Bess Southerns can remember a time when the old religion was practiced, when she was young and beautiful, food was more plentiful and everyone was just a little bit more prosperous. As an older woman she’s seen an England that is torn between Catholicism’s old rituals and practices and the new and more austere Protestant religion. The two religions are not able to achieve a peaceful coexistence.
Amidst religious intolerance and suspicion, Bess meets her familiar spirit and comes into her powers as a “cunning woman” – meaning she uses the knowledge and incantations of the old ways along with traditional herbs and cures. She quickly becomes a respected healer of both people and animals in spite of her poverty and humble beginnings. It’s when Bess teaches her daughter, granddaughter and best friend her skill that the life they had managed to build begins to fall apart.
The subject of witches has long been a topic of interest for me, and one that has deepened as I have left the notion of women with green skin behind, and embraced the idea that the term has been as means to persecute women. Those who are independent, problematic and well-spoken, as well as women who are more vulnerable targets within their communities could be controlled through fear of being labeled a witch. Saying all this to say that I expected that I would enjoy reading Mary Sharratt’s latest novel—witch stories are familiar to me. However, I will say, I was totally unprepared for just how deeply ensconced I would immediately be in Daughters of the Witching Hill.
Reading historical fiction can be a powerful learning experience. It is so satisfying to read a novel that is so well researched but at the same time functions in the way that the best novels do, namely having the reader on the edge of their seats. Religious and social history were woven seamlessly into the story, and the details of life of the villagers in 17th century England led based on their social class was crystal clear.
More than any other book I’ve read in recent memory, I learned about how poverty operated at this time in the different villages. Seeing Bess and her daughter set out to do a full day of back-breaking work in return for a modest meal (if they were lucky), but more often than not a crust of bread, really brought me into the story. Sharratt made their circumstances tangible and dealt with the realities of how they lived, addressed the issues of their cleanliness, and examined how they were perceived by other more well to do inhabitants of their community.
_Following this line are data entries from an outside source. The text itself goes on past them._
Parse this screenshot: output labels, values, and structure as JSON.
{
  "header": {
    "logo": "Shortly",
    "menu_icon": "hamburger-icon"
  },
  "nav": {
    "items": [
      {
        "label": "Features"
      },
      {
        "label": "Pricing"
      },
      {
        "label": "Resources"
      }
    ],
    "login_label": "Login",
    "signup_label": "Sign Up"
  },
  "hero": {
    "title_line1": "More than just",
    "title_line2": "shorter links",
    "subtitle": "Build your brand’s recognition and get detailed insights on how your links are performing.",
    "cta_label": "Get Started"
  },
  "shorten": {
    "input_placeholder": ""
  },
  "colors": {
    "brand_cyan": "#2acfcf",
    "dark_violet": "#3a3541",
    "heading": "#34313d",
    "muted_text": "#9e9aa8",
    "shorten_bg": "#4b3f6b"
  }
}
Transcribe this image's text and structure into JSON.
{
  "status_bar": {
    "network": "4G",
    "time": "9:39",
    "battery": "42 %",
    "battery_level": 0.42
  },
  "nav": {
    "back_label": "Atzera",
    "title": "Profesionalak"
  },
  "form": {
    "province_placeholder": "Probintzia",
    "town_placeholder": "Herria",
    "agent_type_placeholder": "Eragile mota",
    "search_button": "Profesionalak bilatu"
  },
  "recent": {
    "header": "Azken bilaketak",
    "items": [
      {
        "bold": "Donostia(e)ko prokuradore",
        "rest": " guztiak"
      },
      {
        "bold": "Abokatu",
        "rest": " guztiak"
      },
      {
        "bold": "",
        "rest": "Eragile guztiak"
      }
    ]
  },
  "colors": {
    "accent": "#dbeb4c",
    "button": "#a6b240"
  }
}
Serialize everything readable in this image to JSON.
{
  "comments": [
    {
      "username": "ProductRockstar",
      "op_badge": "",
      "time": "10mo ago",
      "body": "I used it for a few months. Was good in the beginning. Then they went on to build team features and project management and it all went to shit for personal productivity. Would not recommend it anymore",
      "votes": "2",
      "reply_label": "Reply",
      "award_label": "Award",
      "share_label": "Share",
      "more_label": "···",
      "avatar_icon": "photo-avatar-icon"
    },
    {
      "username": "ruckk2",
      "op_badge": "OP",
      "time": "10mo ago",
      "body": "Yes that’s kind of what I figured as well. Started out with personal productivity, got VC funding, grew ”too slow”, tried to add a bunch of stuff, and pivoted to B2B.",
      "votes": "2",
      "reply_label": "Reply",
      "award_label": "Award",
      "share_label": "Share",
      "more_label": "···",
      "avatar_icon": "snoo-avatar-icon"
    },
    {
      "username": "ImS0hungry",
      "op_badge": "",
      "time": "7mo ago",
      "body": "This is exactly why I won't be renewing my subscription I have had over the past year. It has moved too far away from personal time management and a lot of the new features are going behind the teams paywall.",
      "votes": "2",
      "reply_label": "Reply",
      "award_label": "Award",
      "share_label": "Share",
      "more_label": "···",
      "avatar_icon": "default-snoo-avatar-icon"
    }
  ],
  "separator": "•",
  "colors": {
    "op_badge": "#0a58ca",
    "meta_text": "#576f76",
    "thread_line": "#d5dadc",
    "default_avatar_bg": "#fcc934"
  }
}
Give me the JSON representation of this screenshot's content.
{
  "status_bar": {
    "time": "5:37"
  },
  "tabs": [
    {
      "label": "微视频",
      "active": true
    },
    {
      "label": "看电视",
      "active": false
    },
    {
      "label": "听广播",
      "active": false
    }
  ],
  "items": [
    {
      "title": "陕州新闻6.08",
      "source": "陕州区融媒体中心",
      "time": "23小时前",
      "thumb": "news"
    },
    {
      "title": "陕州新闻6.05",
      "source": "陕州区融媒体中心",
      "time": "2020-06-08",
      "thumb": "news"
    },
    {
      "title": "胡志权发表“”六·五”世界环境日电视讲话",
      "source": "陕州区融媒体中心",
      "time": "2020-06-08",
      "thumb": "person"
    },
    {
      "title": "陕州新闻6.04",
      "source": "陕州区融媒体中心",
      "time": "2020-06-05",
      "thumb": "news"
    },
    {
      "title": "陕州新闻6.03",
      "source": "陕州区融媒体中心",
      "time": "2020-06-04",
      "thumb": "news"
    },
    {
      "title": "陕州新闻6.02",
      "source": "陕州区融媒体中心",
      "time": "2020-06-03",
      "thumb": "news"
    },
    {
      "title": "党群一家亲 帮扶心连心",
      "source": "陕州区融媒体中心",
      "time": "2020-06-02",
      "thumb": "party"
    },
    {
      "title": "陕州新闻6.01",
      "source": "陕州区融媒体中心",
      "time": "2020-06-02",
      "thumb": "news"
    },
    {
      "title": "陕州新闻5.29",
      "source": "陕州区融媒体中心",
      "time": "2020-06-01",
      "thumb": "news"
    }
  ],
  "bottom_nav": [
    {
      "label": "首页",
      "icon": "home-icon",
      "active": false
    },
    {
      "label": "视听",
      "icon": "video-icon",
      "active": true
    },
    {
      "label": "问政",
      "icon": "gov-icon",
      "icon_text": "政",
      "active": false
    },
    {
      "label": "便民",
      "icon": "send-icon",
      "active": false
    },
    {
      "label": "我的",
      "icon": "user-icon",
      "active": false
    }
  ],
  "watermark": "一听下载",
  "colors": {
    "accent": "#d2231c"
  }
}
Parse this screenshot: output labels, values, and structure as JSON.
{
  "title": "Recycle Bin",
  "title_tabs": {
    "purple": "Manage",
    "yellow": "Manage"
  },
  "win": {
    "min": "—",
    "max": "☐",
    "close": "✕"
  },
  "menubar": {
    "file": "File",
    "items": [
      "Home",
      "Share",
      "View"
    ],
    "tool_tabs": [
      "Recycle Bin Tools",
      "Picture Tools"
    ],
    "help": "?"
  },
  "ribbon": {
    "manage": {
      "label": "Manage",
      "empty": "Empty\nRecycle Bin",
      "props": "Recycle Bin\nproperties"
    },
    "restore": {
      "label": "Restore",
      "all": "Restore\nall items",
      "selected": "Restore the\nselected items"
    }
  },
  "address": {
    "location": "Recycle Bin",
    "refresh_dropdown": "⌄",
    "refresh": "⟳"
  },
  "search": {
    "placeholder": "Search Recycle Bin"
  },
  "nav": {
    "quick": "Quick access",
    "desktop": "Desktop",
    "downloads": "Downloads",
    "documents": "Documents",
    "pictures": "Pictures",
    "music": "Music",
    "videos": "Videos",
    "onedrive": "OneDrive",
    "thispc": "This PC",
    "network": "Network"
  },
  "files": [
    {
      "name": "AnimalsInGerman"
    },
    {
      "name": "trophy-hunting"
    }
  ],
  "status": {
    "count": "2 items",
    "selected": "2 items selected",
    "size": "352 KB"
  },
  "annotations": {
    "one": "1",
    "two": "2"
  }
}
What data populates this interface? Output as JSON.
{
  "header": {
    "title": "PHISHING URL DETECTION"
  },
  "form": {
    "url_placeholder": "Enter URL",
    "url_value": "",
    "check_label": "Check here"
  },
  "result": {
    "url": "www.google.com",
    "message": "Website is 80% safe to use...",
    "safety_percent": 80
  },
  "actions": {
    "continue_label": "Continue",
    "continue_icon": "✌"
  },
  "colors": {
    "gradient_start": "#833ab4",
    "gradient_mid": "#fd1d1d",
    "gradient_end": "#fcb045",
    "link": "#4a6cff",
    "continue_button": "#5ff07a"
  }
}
Sharratt creates a palpable relationship with her audience, and her words are to be savored. I enjoyed reading what she had written just as much as I did engaging with the characters. There were many paths of thought that this book encouraged me to explore – the religious freedom that I often fail to think about on a day-to-day basis chief among them. I am also very grateful that for the most part we no longer live in a world where we can be accused of witchcraft just because someone who spoke to us last should get a cold, or have a stroke or heart attack. Back in the time of The Pendle Witches, bad timing and another person’s ill health could land you in a lot of hot water or even cost you your life.
If you enjoy reading historical fiction, are interested in the history of witchcraft, or love stories with well-written and strong female characters, then I can’t recommend Daughters of the Witching Hill highly enough. I was into this book in a big way from the moment I picked it up, and I was both absorbed in the day-to-day life of the characters and anxious to see what would happen next. I cared immensely about how their story would end. The dilemmas that these Pendle Witches and friends faced in order to survive and the hard decisions and acts of betrayal they considered against friends and family were riveting and this thoughtfully rendered take is not to be missed. Highly Recommended.